Characters are based on features where present such as the prostomium, peristomium, antennae, palps, nuchal organs, parapodia, stomodaeum, segmental organ structure and distribution, circulation and chaetae. A number of analyses are performed involving different ways of coding and weighting the characters, as well as the number of taxa included.
The First Arthropods
Transformation series are provided for several of these analyses. One of the analyses is chosen to provide a new classification. The Annelida is found to be monophyletic, though weakly supported, and comprises the Clitellata and Polychaeta.
The Polychaeta is monophyletic only if taxa such as the Pogonophora, Aeolosomatidae and Potamodrilidae are included and is also weakly supported. The Pogonophora is reduced to the rank of family within the Polychaeta and reverts to the name Siboglinidae Caullery, The new classification does not use Linnaean categories and the Polychaeta comprises two clades, the Scolecida and Palpata.
The Palpata has the clades Aciculata and Canalipalpata. The Aciculata contains the Phyllodocida and Eunicida. The Canalipalpata has three clades; the Sabellida including the Siboglinidae Spionida and Terebellida.

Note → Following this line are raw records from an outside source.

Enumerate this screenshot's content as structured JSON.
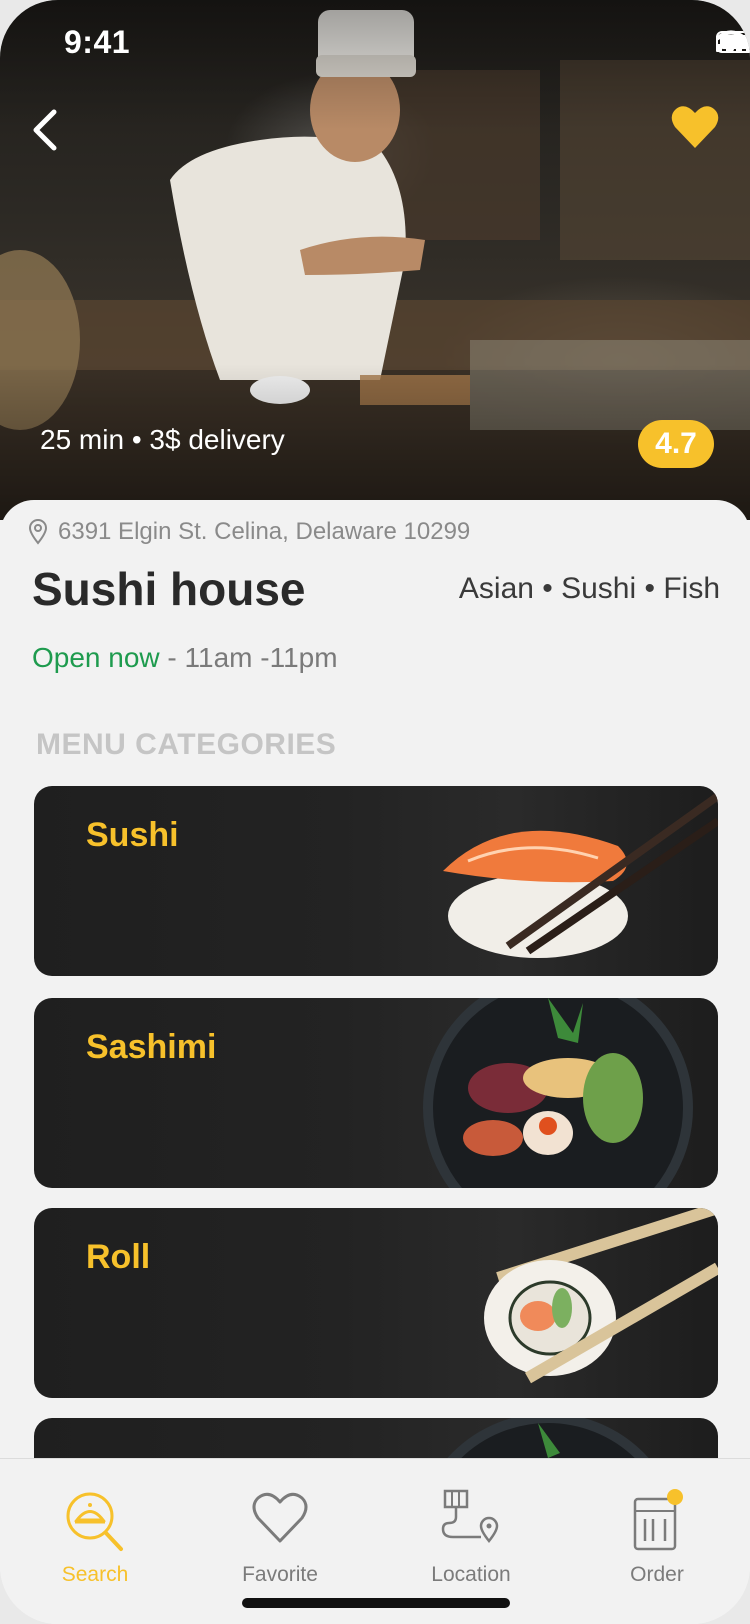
{
  "status_bar": {
    "time": "9:41"
  },
  "hero": {
    "delivery_info": "25 min • 3$ delivery",
    "rating": "4.7"
  },
  "restaurant": {
    "address": "6391 Elgin St. Celina, Delaware 10299",
    "name": "Sushi house",
    "cuisines": "Asian • Sushi • Fish",
    "open_status": "Open now",
    "hours": " - 11am -11pm"
  },
  "menu": {
    "section_title": "MENU CATEGORIES",
    "categories": [
      {
        "label": "Sushi"
      },
      {
        "label": "Sashimi"
      },
      {
        "label": "Roll"
      }
    ]
  },
  "tabbar": {
    "items": [
      {
        "label": "Search",
        "icon": "search-food-icon",
        "active": true
      },
      {
        "label": "Favorite",
        "icon": "heart-icon",
        "active": false
      },
      {
        "label": "Location",
        "icon": "location-route-icon",
        "active": false
      },
      {
        "label": "Order",
        "icon": "order-bag-icon",
        "active": false
      }
    ]
  },
  "colors": {
    "accent": "#f7c12b",
    "open_green": "#1e9b4e",
    "card_bg": "#222222",
    "sheet_bg": "#f2f2f2"
  }
}
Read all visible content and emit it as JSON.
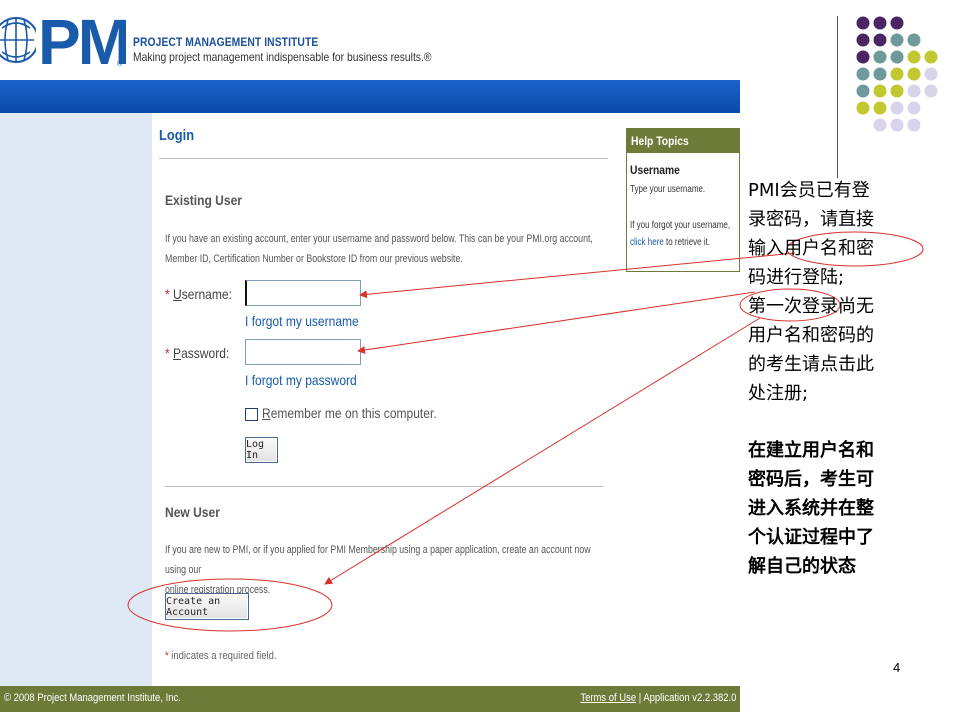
{
  "header": {
    "org_name": "PROJECT MANAGEMENT INSTITUTE",
    "tagline": "Making project management indispensable for business results.®"
  },
  "login": {
    "title": "Login",
    "existing": {
      "heading": "Existing User",
      "description_line1": "If you have an existing account, enter your username and password below. This can be your PMI.org account,",
      "description_line2": "Member ID, Certification Number or Bookstore ID from our previous website.",
      "username_label_first": "U",
      "username_label_rest": "sername:",
      "username_value": "",
      "forgot_username": "I forgot my username",
      "password_label_first": "P",
      "password_label_rest": "assword:",
      "password_value": "",
      "forgot_password": "I forgot my password",
      "remember_first": "R",
      "remember_rest": "emember me on this computer.",
      "login_button": "Log In"
    },
    "new_user": {
      "heading": "New User",
      "description_line1": "If you are new to PMI, or if you applied for PMI Membership using a paper application, create an account now using our",
      "description_line2": "online registration process.",
      "create_button": "Create an Account"
    },
    "required_mark": "*",
    "required_note": " indicates a required field."
  },
  "help": {
    "title": "Help Topics",
    "subtitle": "Username",
    "line1": "Type your username.",
    "line2": "If you forgot your username,",
    "link": "click here",
    "line3_rest": " to retrieve it."
  },
  "footer": {
    "copyright": "© 2008 Project Management Institute, Inc.",
    "terms": "Terms of Use",
    "separator": " | ",
    "application": "Application v2.2.382.0"
  },
  "annotations": {
    "note1_lines": [
      "PMI会员已有登",
      "录密码，请直接",
      "输入用户名和密",
      "码进行登陆;",
      "第一次登录尚无",
      "用户名和密码的",
      "的考生请点击此",
      "处注册;"
    ],
    "note2_lines": [
      "在建立用户名和",
      "密码后，考生可",
      "进入系统并在整",
      "个认证过程中了",
      "解自己的状态"
    ],
    "arrow_color": "#d9312b"
  },
  "slide_number": "4",
  "colors": {
    "header_blue": "#0a4aa8",
    "footer_green": "#6d7b39",
    "dots": [
      "#4b2464",
      "#6f9a9c",
      "#c2c830",
      "#d9d4ea"
    ]
  }
}
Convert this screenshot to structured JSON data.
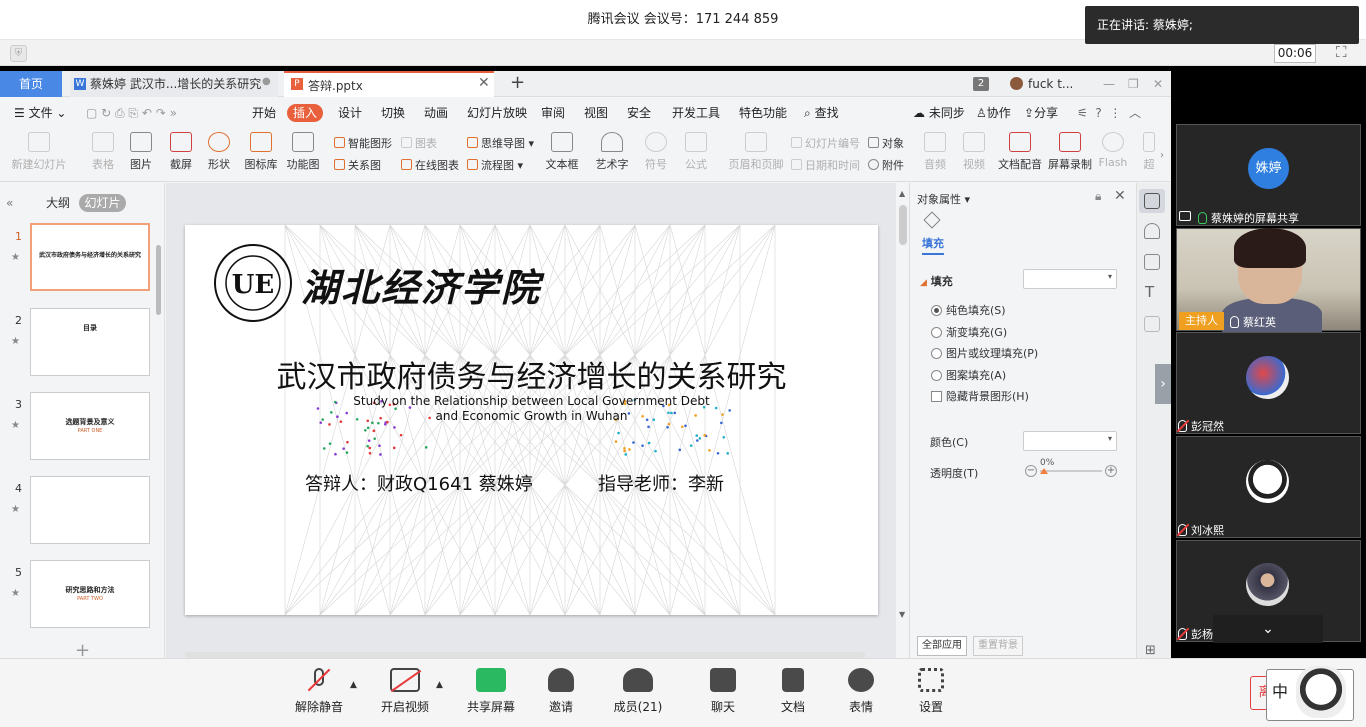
{
  "meeting": {
    "title": "腾讯会议 会议号：171 244 859",
    "speaking": "正在讲话: 蔡姝婷;",
    "timer": "00:06"
  },
  "wps": {
    "tabs": {
      "home": "首页",
      "doc": "蔡姝婷 武汉市...增长的关系研究",
      "ppt": "答辩.pptx",
      "count_badge": "2",
      "user": "fuck t..."
    },
    "menu": {
      "file": "文件",
      "items": [
        "开始",
        "插入",
        "设计",
        "切换",
        "动画",
        "幻灯片放映",
        "审阅",
        "视图",
        "安全",
        "开发工具",
        "特色功能"
      ],
      "search": "查找",
      "sync": "未同步",
      "collab": "协作",
      "share": "分享"
    },
    "ribbon": {
      "new_slide": "新建幻灯片",
      "table": "表格",
      "picture": "图片",
      "screenshot": "截屏",
      "shape": "形状",
      "icon_lib": "图标库",
      "func_chart": "功能图",
      "smart_shape": "智能图形",
      "chart": "图表",
      "mind_map": "思维导图",
      "relation": "关系图",
      "online_chart": "在线图表",
      "flow": "流程图",
      "textbox": "文本框",
      "art_text": "艺术字",
      "symbol": "符号",
      "formula": "公式",
      "header_footer": "页眉和页脚",
      "slide_number": "幻灯片编号",
      "object": "对象",
      "datetime": "日期和时间",
      "attachment": "附件",
      "audio": "音频",
      "video": "视频",
      "voiceover": "文档配音",
      "screen_record": "屏幕录制",
      "flash": "Flash",
      "more": "超"
    },
    "left_pane": {
      "outline_tab": "大纲",
      "slides_tab": "幻灯片",
      "slides": [
        {
          "num": "1",
          "title": "武汉市政府债务与经济增长的关系研究",
          "sub": ""
        },
        {
          "num": "2",
          "title": "目录",
          "sub": ""
        },
        {
          "num": "3",
          "title": "选题背景及意义",
          "sub": "PART ONE"
        },
        {
          "num": "4",
          "title": "",
          "sub": ""
        },
        {
          "num": "5",
          "title": "研究思路和方法",
          "sub": "PART TWO"
        }
      ]
    },
    "slide": {
      "university_name": "湖北经济学院",
      "logo_text": "HUBEI UNIVERSITY OF ECONOMICS",
      "title": "武汉市政府债务与经济增长的关系研究",
      "subtitle_line1": "Study on the Relationship between Local Government Debt",
      "subtitle_line2": "and Economic Growth in Wuhan",
      "presenter": "答辩人：财政Q1641  蔡姝婷",
      "advisor": "指导老师：李新"
    },
    "props": {
      "title": "对象属性",
      "tab_fill": "填充",
      "fill_label": "填充",
      "options": [
        "纯色填充(S)",
        "渐变填充(G)",
        "图片或纹理填充(P)",
        "图案填充(A)"
      ],
      "selected_option": "纯色填充(S)",
      "hide_bg": "隐藏背景图形(H)",
      "color_label": "颜色(C)",
      "transparency_label": "透明度(T)",
      "transparency_value": "0%",
      "apply_all": "全部应用",
      "reset_bg": "重置背景"
    }
  },
  "participants": {
    "sharer_avatar_text": "姝婷",
    "sharer_label": "蔡姝婷的屏幕共享",
    "host_badge": "主持人",
    "host_name": "蔡红英",
    "p3": "彭冠然",
    "p4": "刘冰熙",
    "p5": "彭杨"
  },
  "toolbar": {
    "unmute": "解除静音",
    "video": "开启视频",
    "share": "共享屏幕",
    "invite": "邀请",
    "members": "成员(21)",
    "chat": "聊天",
    "docs": "文档",
    "reactions": "表情",
    "settings": "设置",
    "leave": "离",
    "ime_char": "中"
  },
  "colors": {
    "accent_orange": "#e8603c",
    "tab_blue": "#4a88e6",
    "share_green": "#2ab860",
    "avatar_blue": "#2f7fe0",
    "host_badge": "#f0a020"
  }
}
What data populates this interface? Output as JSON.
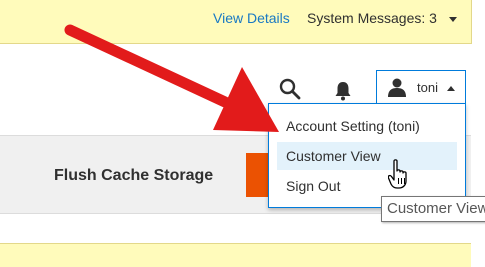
{
  "header": {
    "view_details_label": "View Details",
    "system_messages_label": "System Messages: 3"
  },
  "toolbar": {
    "search_icon": "search-icon",
    "notifications_icon": "bell-icon",
    "user_name": "toni"
  },
  "account_menu": {
    "items": [
      {
        "label": "Account Setting (toni)"
      },
      {
        "label": "Customer View"
      },
      {
        "label": "Sign Out"
      }
    ],
    "hovered_item": "Customer View"
  },
  "tooltip": {
    "text": "Customer View"
  },
  "page_actions": {
    "flush_cache_label": "Flush Cache Storage"
  },
  "colors": {
    "message_bar": "#fffbbb",
    "link": "#1979c3",
    "focus_border": "#007bdb",
    "primary_button": "#eb5202",
    "annotation_arrow": "#e21b1b"
  }
}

The position of a number of families requires further investigation. In the chapter, The Annelida. Rouse presents the same higher classification, incorporates the pogonophorans as Family Siboglinidae within the polychaetes, and has Echiura retained outside annelids meantime.
Kojima,Shigeaki Paraphyletic status of Polychaeta suggested by phylogenetic analysis based on the amino acid sequences of elongation factor-1 alpha. Molecular Phylogenetics and Evolution 9 2: In order to judge whether or not Polychaeta is a paraphyletic group, I determined almost the entire amino acid sequence of elongation factor-l alpha from thirteen polychaetes, two oligochaetes, two hirudineans, two vestimentiferans, and two molluscs.
Phylogenetic analysis by the neighbor-joining NJ method and the maximum likelihood ML method indicated the monophyly of Clitellata the oligochaetes and hirudineans.
In both the NJ and ML trees, vestimentiferans and clitellates were derived from polychaetes independently. The present results strongly suggest that Polychaeta is a paraphyletic group. Fauchald Recent views on the status, delineation and classification of the Annelida.
The Clitellata have also been proposed to be a member of the Polychaeta, potentially making this latter taxon synonymous with the Annelida.
The relationships within the traditionally formulated Polychaeta have never been investigated using cladistic methodology. Recent classifications of polychaetes show a large number of "orders" with no real attempts to relate the groups in a phylogenetic sense. In this paper a number of recent studies on annelid systematics and classification are reviewed.
Special emphasis is placed on the cladistic parsimony analyses of Rouse and Fauchaldwhere a comprehensive assessment of the relationships among the various polychaete and annelid groups was attempted.
A contrasting result by Westheide using a different methodology, is also outlined and discussed. Rouse Life history evolution of marine invertebrates: New views from phylogenetic systematics. Established theories on the evolution of the diverse life histories of marine metazoans, specifically invertebrates, were developed in the absence of rigorous phylogenetic methods. With improved estimates of evolutionary relationships for various marine invertebrate groups, based on phylogenetic systematics, we can now critically evaluate the assumptions upon which these theories are based.